I feared losing the plant over the winter and missed the beautiful yellow flowers that it had produced multiple times during the summer. Well, I am sorry to report these fears were realized; the A. capricorne did not survive. It may be that the ice and snow did it in, perhaps not enough sun. But I plan to plant A. capricorne again, this time in the sunnier location. I may construct a cold frame for it, as well.

PhotoThe Ugly

I took a risk planting Echinocereus pectinatus v. rubrispinus in the cold-hardy garden. While E. pectinatus is listed in Chance’s cold-hardy book, the rubrispinus variety is not. I started to notice deterioration early in the winter.

It is normal for these plants to shrivel, but not fold over or hollow out inside. I do not know what caused the hole at the top of mine. This variant may be only cold hardy to 20 degrees and cannot tolerate cold and wet. In hindsight, I probably should not have placed the rock in front of the cacti, which may have trapped water and rotted the roots.

I also planted sedums and succulents. The sedums are very hardy. They wither to nothing in the winter but rebound and bloom in the spring, creating a lovely field of color.

Ann Lapides, owner of Sugarcreek Gardens Nursery in Kirkwood, donated several cold-hardy succulents for planting. She said her nursery had difficulty keeping some of these plants alive. I divided and shared Othonna capensis, Orostachys malacophyllus and Orostachys iwarenge with Mike Hellman, who reported that all survived in his garden. Mine survived, too. The rosularias – R. muratdaghensis and R. serpentinica – were popular critter food, and I couldn’t find the plants or the tags.

Note to self: Draw diagrams of gardens, then identify plant names and locations on the diagram. Store diagram indoors. Many of my outdoor tags were broken or missing, probably due to the number of deer, chipmunks, rabbits and squirrels that tromp (and chomp) through the garden.

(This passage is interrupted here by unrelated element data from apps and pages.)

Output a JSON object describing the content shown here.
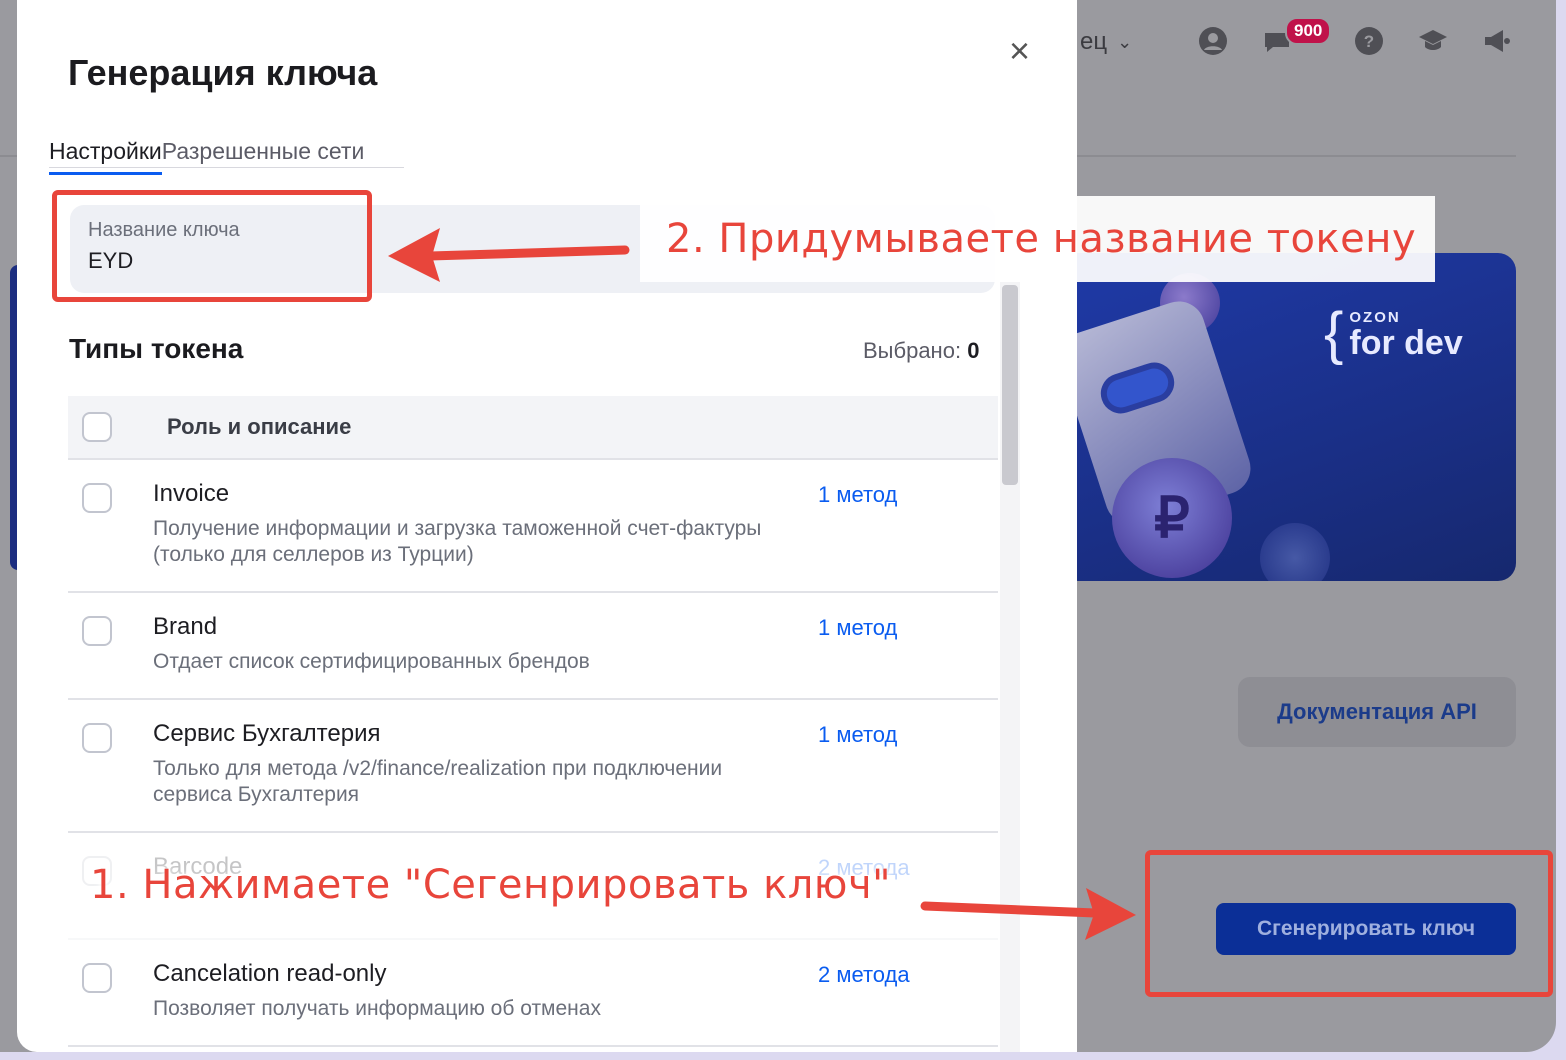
{
  "background": {
    "user_menu": "ец",
    "notifications_badge": "900",
    "banner_logo_small": "OZON",
    "banner_logo_big": "for dev",
    "banner_coin_symbol": "₽",
    "docs_button": "Документация API",
    "generate_button": "Сгенерировать ключ"
  },
  "modal": {
    "title": "Генерация ключа",
    "close_symbol": "×",
    "tabs": [
      {
        "label": "Настройки",
        "active": true
      },
      {
        "label": "Разрешенные сети",
        "active": false
      }
    ],
    "key_field": {
      "label": "Название ключа",
      "value": "EYD"
    },
    "types_title": "Типы токена",
    "selected_label": "Выбрано:",
    "selected_count": "0",
    "table_header": "Роль и описание",
    "rows": [
      {
        "name": "Invoice",
        "description": "Получение информации и загрузка таможенной счет-фактуры (только для селлеров из Турции)",
        "methods": "1 метод"
      },
      {
        "name": "Brand",
        "description": "Отдает список сертифицированных брендов",
        "methods": "1 метод"
      },
      {
        "name": "Сервис Бухгалтерия",
        "description": "Только для метода /v2/finance/realization при подключении сервиса Бухгалтерия",
        "methods": "1 метод"
      },
      {
        "name": "Barcode",
        "description": "",
        "methods": "2 метода"
      },
      {
        "name": "Cancelation read-only",
        "description": "Позволяет получать информацию об отменах",
        "methods": "2 метода"
      }
    ]
  },
  "annotations": {
    "step1": "1. Нажимаете \"Сегенрировать ключ\"",
    "step2": "2. Придумываете название токену",
    "color": "#e8453b"
  },
  "colors": {
    "accent": "#0a5cf0",
    "primary_button": "#0b2f97",
    "badge": "#c0124a"
  }
}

There are other members who grow cold-hardy gardens. I hope they will share their experiences and pictures in the Digest. We can all learn from each other.